**EXERCISE INPUTS**
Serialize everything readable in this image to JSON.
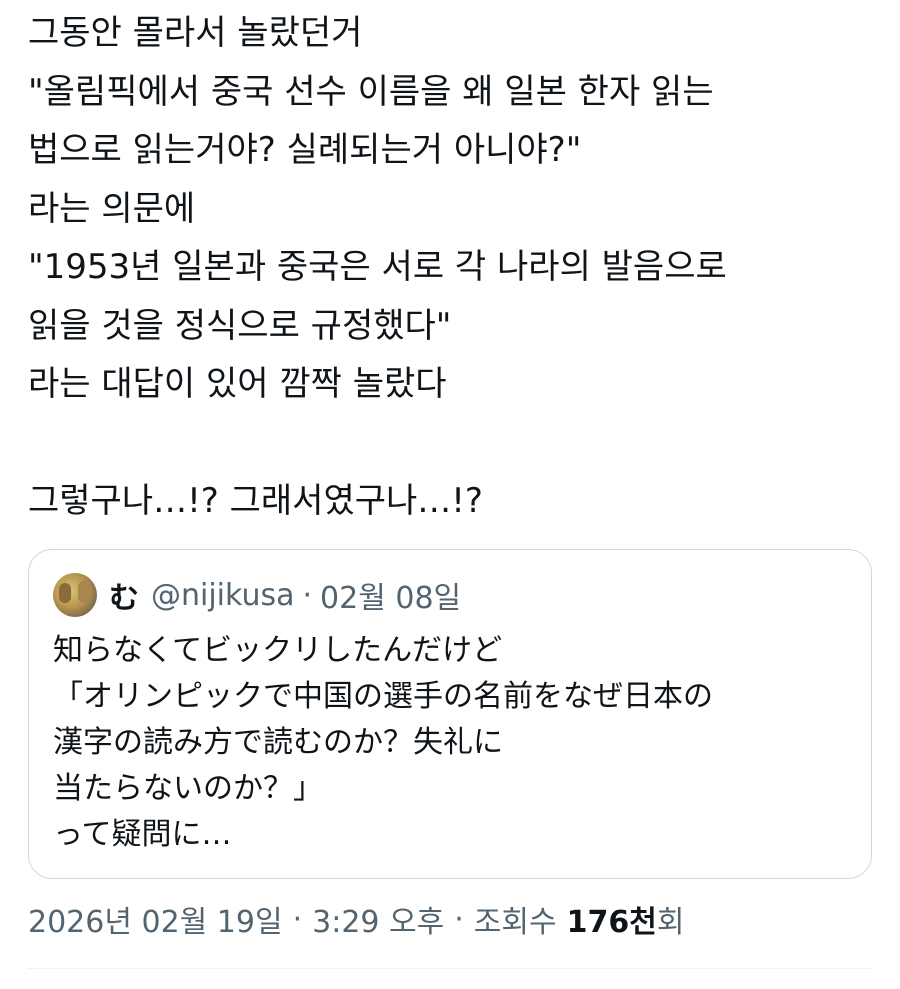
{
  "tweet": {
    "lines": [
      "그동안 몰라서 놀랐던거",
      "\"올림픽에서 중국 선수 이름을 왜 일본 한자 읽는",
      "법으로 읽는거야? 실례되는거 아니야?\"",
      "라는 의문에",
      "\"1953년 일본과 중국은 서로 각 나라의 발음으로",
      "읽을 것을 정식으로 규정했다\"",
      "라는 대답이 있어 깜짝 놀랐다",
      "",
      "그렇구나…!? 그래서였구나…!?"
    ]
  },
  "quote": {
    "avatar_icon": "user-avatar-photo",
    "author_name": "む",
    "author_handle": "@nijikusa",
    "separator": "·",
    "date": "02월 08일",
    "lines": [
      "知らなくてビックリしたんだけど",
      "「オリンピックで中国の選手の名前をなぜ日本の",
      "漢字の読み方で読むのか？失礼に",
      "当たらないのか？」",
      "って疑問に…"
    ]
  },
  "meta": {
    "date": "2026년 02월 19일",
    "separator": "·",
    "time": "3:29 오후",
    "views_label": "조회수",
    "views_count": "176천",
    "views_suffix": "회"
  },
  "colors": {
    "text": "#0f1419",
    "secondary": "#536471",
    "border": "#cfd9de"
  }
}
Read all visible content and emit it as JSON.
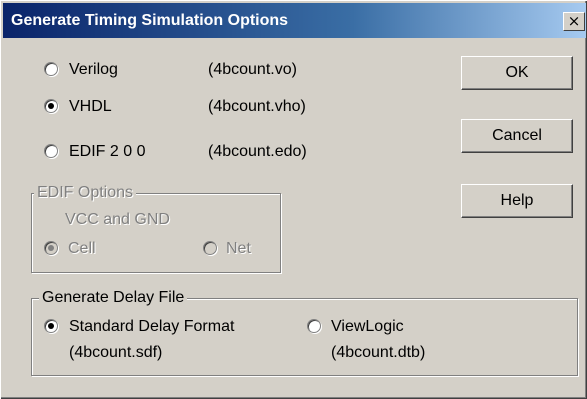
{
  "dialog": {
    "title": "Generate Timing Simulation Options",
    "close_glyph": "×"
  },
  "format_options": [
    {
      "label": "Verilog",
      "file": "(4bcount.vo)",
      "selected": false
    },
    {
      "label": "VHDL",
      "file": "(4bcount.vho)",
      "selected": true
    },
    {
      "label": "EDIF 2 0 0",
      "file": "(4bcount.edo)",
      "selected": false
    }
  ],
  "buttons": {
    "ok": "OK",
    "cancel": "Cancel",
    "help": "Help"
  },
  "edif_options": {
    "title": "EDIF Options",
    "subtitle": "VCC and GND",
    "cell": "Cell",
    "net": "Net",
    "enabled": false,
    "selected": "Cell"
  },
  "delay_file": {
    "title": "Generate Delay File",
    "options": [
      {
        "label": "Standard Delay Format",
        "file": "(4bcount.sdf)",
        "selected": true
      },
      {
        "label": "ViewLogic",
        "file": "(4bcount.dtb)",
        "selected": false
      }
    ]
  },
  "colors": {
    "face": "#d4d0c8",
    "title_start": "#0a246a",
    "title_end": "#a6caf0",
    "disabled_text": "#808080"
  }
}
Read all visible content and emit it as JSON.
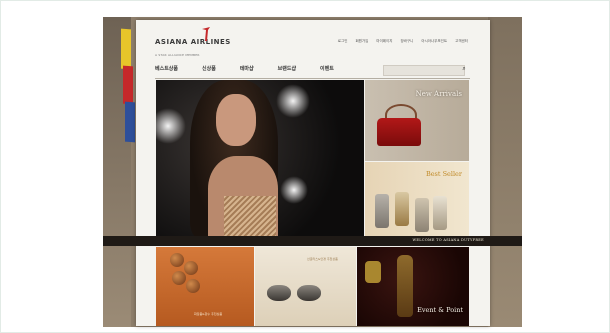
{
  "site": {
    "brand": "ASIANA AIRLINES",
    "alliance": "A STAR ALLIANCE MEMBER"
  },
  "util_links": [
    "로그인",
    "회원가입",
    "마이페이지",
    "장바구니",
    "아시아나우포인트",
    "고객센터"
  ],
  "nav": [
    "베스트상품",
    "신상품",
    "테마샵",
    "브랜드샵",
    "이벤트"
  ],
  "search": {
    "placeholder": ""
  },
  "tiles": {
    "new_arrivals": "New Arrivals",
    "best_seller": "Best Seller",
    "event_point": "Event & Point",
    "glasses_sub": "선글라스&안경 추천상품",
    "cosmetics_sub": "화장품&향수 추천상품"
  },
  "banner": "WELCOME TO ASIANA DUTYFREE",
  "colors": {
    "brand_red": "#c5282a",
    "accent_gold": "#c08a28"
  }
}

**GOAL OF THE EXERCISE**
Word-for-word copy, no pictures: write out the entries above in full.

**RESPONSE FOR THIS EXERCISE**
Serialize everything readable in this image to JSON.
{
  "tweet": {
    "lines": [
      "그동안 몰라서 놀랐던거",
      "\"올림픽에서 중국 선수 이름을 왜 일본 한자 읽는",
      "법으로 읽는거야? 실례되는거 아니야?\"",
      "라는 의문에",
      "\"1953년 일본과 중국은 서로 각 나라의 발음으로",
      "읽을 것을 정식으로 규정했다\"",
      "라는 대답이 있어 깜짝 놀랐다",
      "",
      "그렇구나…!? 그래서였구나…!?"
    ]
  },
  "quote": {
    "avatar_icon": "user-avatar-photo",
    "author_name": "む",
    "author_handle": "@nijikusa",
    "separator": "·",
    "date": "02월 08일",
    "lines": [
      "知らなくてビックリしたんだけど",
      "「オリンピックで中国の選手の名前をなぜ日本の",
      "漢字の読み方で読むのか？失礼に",
      "当たらないのか？」",
      "って疑問に…"
    ]
  },
  "meta": {
    "date": "2026년 02월 19일",
    "separator": "·",
    "time": "3:29 오후",
    "views_label": "조회수",
    "views_count": "176천",
    "views_suffix": "회"
  },
  "colors": {
    "text": "#0f1419",
    "secondary": "#536471",
    "border": "#cfd9de"
  }
}
Read all visible content and emit it as JSON.
{
  "dialog": {
    "title": "Generate Timing Simulation Options",
    "close_glyph": "×"
  },
  "format_options": [
    {
      "label": "Verilog",
      "file": "(4bcount.vo)",
      "selected": false
    },
    {
      "label": "VHDL",
      "file": "(4bcount.vho)",
      "selected": true
    },
    {
      "label": "EDIF 2 0 0",
      "file": "(4bcount.edo)",
      "selected": false
    }
  ],
  "buttons": {
    "ok": "OK",
    "cancel": "Cancel",
    "help": "Help"
  },
  "edif_options": {
    "title": "EDIF Options",
    "subtitle": "VCC and GND",
    "cell": "Cell",
    "net": "Net",
    "enabled": false,
    "selected": "Cell"
  },
  "delay_file": {
    "title": "Generate Delay File",
    "options": [
      {
        "label": "Standard Delay Format",
        "file": "(4bcount.sdf)",
        "selected": true
      },
      {
        "label": "ViewLogic",
        "file": "(4bcount.dtb)",
        "selected": false
      }
    ]
  },
  "colors": {
    "face": "#d4d0c8",
    "title_start": "#0a246a",
    "title_end": "#a6caf0",
    "disabled_text": "#808080"
  }
}
Read all visible content and emit it as JSON.
{
  "site": {
    "brand": "ASIANA AIRLINES",
    "alliance": "A STAR ALLIANCE MEMBER"
  },
  "util_links": [
    "로그인",
    "회원가입",
    "마이페이지",
    "장바구니",
    "아시아나우포인트",
    "고객센터"
  ],
  "nav": [
    "베스트상품",
    "신상품",
    "테마샵",
    "브랜드샵",
    "이벤트"
  ],
  "search": {
    "placeholder": ""
  },
  "tiles": {
    "new_arrivals": "New Arrivals",
    "best_seller": "Best Seller",
    "event_point": "Event & Point",
    "glasses_sub": "선글라스&안경 추천상품",
    "cosmetics_sub": "화장품&향수 추천상품"
  },
  "banner": "WELCOME TO ASIANA DUTYFREE",
  "colors": {
    "brand_red": "#c5282a",
    "accent_gold": "#c08a28"
  }
}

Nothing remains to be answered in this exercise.